Boakai’s support has been largely driven by anti-Weah sentiments that stem from rising food prices and a lack of jobs. With recent illegal drug busts and weapon seizures, Boakai has made his stance against illegal drugs a campaign issue which has increased his support. “He is generally perceived as a clean and honest politician who didn’t use his decades in office to amass a fortune,” Joshua Kulah, a lawyer and political science lecturer at United Methodist University in Monrovia, told Semafor Africa.

Despite these factors working in his favor, along with the backing of Johnson, Boakai still faces an uphill battle to secure the presidency. At 78, Boakai’s age combined with rumored health problems — which he has repeatedly denied — is a weakness in a country with a median age of 18. His falling out with long term political allies may undermine his ability to galvanize the opposition if the election goes to a second round.

Weah, 57, a three-time African player of the year and the only African to be named world footballer of the year, has led in campaign spending and advertising. He also benefits from the power of incumbency — his campaign is widely seen as having received a boost from state institutions viewed as weak and “pro-ruling party”.

President George Weah

As it stands, the election is likely to be so close that it will go to a second round, with Boakai and Weah the clear favorites to contest a run-off.

Johnson’s support will be crucial in the former vice president’s bid for the top job but it’s unclear whether his backing from the start, in a crowded field, will be diluted compared with the impact it’s had in the second round of previous elections when only two candidates remain. Meanwhile, Weah’s status as a national sporting hero capable of eye-catching public appearances means he retains a large degree of goodwill among the wider populace.

It means Boakai’s ability to win in the second round may hinge on his ability to garner the public backing of Alexander Cummings, a former Coca-Cola executive who is another strong opposition candidate, and his supporters.


Weah’s supporters reject the suggestion that the country has faltered under his leadership. “He has given jobs to young people and he is also building a lot of roads,” said Jacob Kollie, a 27-year-old motorbike taxi rider. Kollie accused opposition parties of threatening violence, adding: “We can see the development with President Weah.”

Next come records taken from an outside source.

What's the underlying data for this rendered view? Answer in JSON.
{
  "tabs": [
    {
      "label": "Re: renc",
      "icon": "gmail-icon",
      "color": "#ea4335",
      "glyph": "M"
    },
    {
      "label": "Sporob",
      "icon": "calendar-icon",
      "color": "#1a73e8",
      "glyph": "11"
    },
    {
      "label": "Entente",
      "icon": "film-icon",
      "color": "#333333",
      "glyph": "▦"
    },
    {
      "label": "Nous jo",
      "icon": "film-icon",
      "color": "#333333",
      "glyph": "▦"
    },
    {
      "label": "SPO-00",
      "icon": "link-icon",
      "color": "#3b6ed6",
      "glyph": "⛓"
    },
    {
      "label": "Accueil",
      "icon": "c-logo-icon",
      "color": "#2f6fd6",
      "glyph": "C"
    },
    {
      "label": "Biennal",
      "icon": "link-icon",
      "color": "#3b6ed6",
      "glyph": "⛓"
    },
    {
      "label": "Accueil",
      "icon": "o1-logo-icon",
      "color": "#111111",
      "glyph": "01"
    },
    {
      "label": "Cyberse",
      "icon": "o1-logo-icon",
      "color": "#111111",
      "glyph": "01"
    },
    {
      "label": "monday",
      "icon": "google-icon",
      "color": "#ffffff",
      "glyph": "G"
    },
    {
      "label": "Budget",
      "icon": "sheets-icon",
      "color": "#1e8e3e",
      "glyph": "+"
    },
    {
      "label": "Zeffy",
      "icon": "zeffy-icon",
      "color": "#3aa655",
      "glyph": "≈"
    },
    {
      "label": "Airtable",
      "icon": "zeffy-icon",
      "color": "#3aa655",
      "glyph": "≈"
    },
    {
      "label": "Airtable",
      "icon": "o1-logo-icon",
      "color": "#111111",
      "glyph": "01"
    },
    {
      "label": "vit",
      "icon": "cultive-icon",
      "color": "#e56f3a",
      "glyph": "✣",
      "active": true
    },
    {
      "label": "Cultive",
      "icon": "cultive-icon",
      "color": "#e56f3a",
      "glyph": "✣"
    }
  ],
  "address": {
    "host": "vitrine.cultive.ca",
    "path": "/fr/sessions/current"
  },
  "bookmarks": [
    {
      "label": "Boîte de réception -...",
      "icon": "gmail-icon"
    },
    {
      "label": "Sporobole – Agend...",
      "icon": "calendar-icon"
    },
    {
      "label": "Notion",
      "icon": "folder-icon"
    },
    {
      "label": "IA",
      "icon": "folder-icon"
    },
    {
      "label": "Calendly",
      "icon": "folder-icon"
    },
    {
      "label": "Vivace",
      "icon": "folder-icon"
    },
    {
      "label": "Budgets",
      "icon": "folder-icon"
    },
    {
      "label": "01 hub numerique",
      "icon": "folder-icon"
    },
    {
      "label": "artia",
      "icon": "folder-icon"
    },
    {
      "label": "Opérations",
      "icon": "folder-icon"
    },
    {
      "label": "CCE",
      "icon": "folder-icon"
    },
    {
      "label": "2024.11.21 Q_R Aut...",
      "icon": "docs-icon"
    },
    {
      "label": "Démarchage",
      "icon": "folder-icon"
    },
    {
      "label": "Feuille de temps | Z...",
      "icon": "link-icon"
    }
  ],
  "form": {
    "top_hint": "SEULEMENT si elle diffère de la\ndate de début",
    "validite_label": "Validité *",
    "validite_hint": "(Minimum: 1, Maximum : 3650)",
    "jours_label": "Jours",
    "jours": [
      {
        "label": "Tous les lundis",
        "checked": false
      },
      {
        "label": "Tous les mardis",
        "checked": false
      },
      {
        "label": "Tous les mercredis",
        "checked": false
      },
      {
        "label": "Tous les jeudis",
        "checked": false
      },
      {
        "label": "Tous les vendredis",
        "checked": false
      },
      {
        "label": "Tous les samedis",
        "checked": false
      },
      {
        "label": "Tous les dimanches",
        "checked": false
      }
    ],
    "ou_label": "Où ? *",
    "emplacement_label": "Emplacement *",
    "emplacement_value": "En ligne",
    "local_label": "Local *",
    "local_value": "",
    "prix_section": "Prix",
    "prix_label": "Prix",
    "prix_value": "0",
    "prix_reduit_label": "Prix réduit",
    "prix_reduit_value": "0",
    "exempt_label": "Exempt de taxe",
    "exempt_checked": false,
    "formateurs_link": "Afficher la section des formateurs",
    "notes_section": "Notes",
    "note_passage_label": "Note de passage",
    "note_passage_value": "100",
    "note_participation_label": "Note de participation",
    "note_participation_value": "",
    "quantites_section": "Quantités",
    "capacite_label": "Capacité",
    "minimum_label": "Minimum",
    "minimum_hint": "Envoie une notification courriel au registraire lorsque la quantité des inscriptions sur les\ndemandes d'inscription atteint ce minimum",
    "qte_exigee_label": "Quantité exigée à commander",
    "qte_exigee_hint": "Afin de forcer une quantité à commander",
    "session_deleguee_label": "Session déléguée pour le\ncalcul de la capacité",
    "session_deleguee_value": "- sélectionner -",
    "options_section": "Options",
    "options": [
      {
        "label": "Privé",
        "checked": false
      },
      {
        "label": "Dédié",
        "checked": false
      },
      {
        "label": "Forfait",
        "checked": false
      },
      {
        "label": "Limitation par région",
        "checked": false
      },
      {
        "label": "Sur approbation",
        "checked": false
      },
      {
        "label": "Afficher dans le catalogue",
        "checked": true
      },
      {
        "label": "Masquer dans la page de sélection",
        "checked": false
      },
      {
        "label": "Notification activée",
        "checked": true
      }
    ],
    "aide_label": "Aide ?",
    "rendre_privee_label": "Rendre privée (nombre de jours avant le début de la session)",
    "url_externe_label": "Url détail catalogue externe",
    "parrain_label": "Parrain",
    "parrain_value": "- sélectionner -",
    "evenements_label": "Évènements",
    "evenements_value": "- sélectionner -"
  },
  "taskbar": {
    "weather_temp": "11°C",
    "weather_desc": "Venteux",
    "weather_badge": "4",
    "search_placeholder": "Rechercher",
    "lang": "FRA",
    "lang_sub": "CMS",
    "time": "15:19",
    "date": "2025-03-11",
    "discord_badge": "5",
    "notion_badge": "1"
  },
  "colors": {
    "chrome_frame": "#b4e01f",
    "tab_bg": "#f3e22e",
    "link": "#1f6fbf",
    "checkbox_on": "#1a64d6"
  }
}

Bendu Ma-Bee Kamara, a diplomat, said Weah had her support due to his administration’s “unwavering support” for young women through opportunities to work in government.

Before he joined forces with Johnson, Boakai and his Unity party were originally in the Coalition of Political Parties (CPP), an alliance of four opposition parties but pulled out in early 2022 after reportedly disagreeing over who would be the coalition’s presidential candidate.

“There will most likely be a second round in the presidential elections. The CPP will qualify for this run-off largely due to the work we put in. Our internal polling has shown that a large number of the populace are undecided and we have worked on winning this base,” said Orishall Gould, a CPP spokesperson.

“The run-off will most likely be against the Unity party if current trends continue, however the CPP will win in the run-off as Liberians will most likely vote for a change of government in the second round.”

The U.S. last week announced visa restrictions for individuals who he said were “undermining democracy” in Liberia ahead of elections. However, it did not identify the people or state the number of those affected.